Task objective: Read through the records below and copy each line that uses the word "name".

[Data entries]
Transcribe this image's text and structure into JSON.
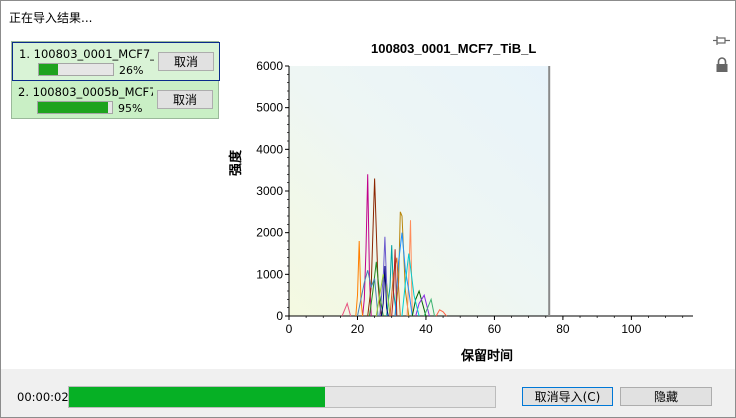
{
  "window": {
    "title": "正在导入结果..."
  },
  "jobs": [
    {
      "name": "1. 100803_0001_MCF7_...",
      "progress_pct": 26,
      "pct_label": "26%",
      "cancel_label": "取消",
      "selected": true
    },
    {
      "name": "2. 100803_0005b_MCF7...",
      "progress_pct": 95,
      "pct_label": "95%",
      "cancel_label": "取消",
      "selected": false
    }
  ],
  "icons": {
    "pin": "pin-icon",
    "lock": "lock-icon"
  },
  "chart_data": {
    "type": "line",
    "title": "100803_0001_MCF7_TiB_L",
    "xlabel": "保留时间",
    "ylabel": "强度",
    "xlim": [
      0,
      118
    ],
    "ylim": [
      0,
      6000
    ],
    "xticks": [
      0,
      20,
      40,
      60,
      80,
      100
    ],
    "yticks": [
      0,
      1000,
      2000,
      3000,
      4000,
      5000,
      6000
    ],
    "progress_line_x": 76,
    "series": [
      {
        "color": "#c0008a",
        "x": [
          21.5,
          22.0,
          22.5,
          23.0,
          23.5,
          24.0
        ],
        "y": [
          0,
          400,
          1600,
          3400,
          900,
          0
        ]
      },
      {
        "color": "#8b2500",
        "x": [
          23.0,
          24.0,
          25.0,
          26.0,
          26.5,
          27.0
        ],
        "y": [
          0,
          700,
          3300,
          800,
          300,
          0
        ]
      },
      {
        "color": "#b8860b",
        "x": [
          31.0,
          32.0,
          32.5,
          33.0,
          34.0,
          35.0
        ],
        "y": [
          0,
          800,
          2500,
          2400,
          600,
          0
        ]
      },
      {
        "color": "#ff8c5a",
        "x": [
          34.5,
          35.0,
          35.5,
          36.0
        ],
        "y": [
          0,
          900,
          2300,
          0
        ]
      },
      {
        "color": "#6a5acd",
        "x": [
          26.5,
          27.5,
          28.0,
          28.5,
          29.5
        ],
        "y": [
          0,
          900,
          1900,
          800,
          0
        ]
      },
      {
        "color": "#00a0a0",
        "x": [
          28.5,
          29.5,
          30.0,
          30.5,
          31.5
        ],
        "y": [
          0,
          700,
          1700,
          600,
          0
        ]
      },
      {
        "color": "#228b22",
        "x": [
          23.5,
          24.5,
          25.5,
          26.5,
          27.5
        ],
        "y": [
          0,
          600,
          1300,
          500,
          0
        ]
      },
      {
        "color": "#ff7f00",
        "x": [
          19.5,
          20.0,
          20.5,
          21.0,
          21.5
        ],
        "y": [
          0,
          500,
          1800,
          400,
          0
        ]
      },
      {
        "color": "#e75480",
        "x": [
          15.5,
          16.5,
          17.0,
          18.0
        ],
        "y": [
          0,
          200,
          300,
          0
        ]
      },
      {
        "color": "#1e90ff",
        "x": [
          31.0,
          32.0,
          33.0,
          34.0,
          35.0,
          36.0
        ],
        "y": [
          0,
          1300,
          2000,
          1100,
          600,
          0
        ]
      },
      {
        "color": "#006400",
        "x": [
          36.0,
          37.0,
          38.0,
          39.0,
          40.0
        ],
        "y": [
          0,
          400,
          600,
          300,
          0
        ]
      },
      {
        "color": "#8a2be2",
        "x": [
          37.0,
          38.0,
          39.5,
          41.0
        ],
        "y": [
          0,
          300,
          500,
          0
        ]
      },
      {
        "color": "#3cb371",
        "x": [
          39.5,
          40.5,
          41.5,
          42.5
        ],
        "y": [
          0,
          200,
          400,
          0
        ]
      },
      {
        "color": "#ff6347",
        "x": [
          43.0,
          44.0,
          45.0,
          46.0
        ],
        "y": [
          0,
          150,
          100,
          0
        ]
      },
      {
        "color": "#4682b4",
        "x": [
          20.0,
          21.0,
          22.0,
          23.0,
          24.0,
          25.0,
          26.0
        ],
        "y": [
          0,
          400,
          800,
          1100,
          700,
          900,
          0
        ]
      },
      {
        "color": "#9acd32",
        "x": [
          25.5,
          26.5,
          27.5,
          28.5,
          29.5
        ],
        "y": [
          0,
          500,
          1000,
          700,
          0
        ]
      },
      {
        "color": "#d2691e",
        "x": [
          29.5,
          30.5,
          31.5,
          32.5
        ],
        "y": [
          0,
          1000,
          1400,
          0
        ]
      },
      {
        "color": "#00ced1",
        "x": [
          33.0,
          34.0,
          35.0,
          36.5,
          38.0
        ],
        "y": [
          0,
          800,
          1500,
          500,
          0
        ]
      },
      {
        "color": "#000080",
        "x": [
          27.0,
          27.5,
          28.0,
          28.5,
          29.0
        ],
        "y": [
          0,
          300,
          1200,
          200,
          0
        ]
      },
      {
        "color": "#b22222",
        "x": [
          30.0,
          30.5,
          31.0,
          31.5
        ],
        "y": [
          0,
          500,
          1600,
          0
        ]
      }
    ]
  },
  "footer": {
    "elapsed": "00:00:02",
    "progress_pct": 60,
    "cancel_import_label": "取消导入(C)",
    "hide_label": "隐藏"
  }
}
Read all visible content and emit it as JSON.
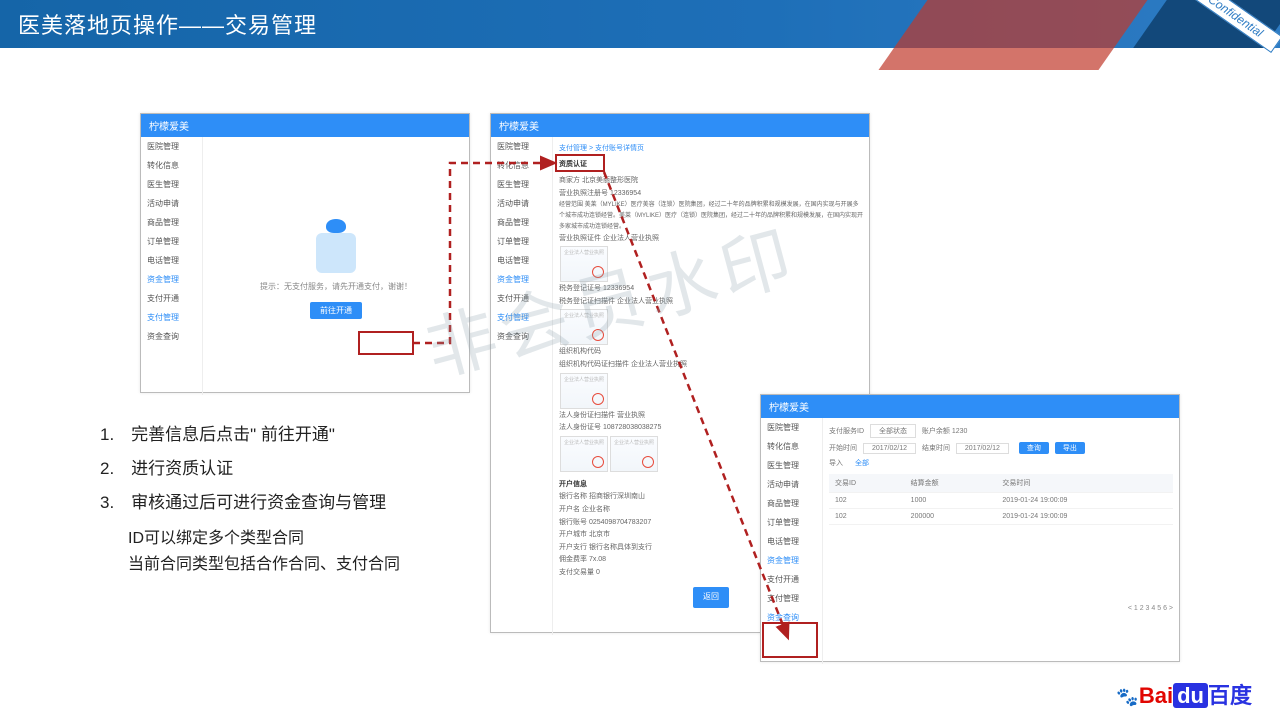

Task output:
      "name": "1. 100803_0001_MCF7_...",
      "name": "2. 100803_0005b_MCF7...",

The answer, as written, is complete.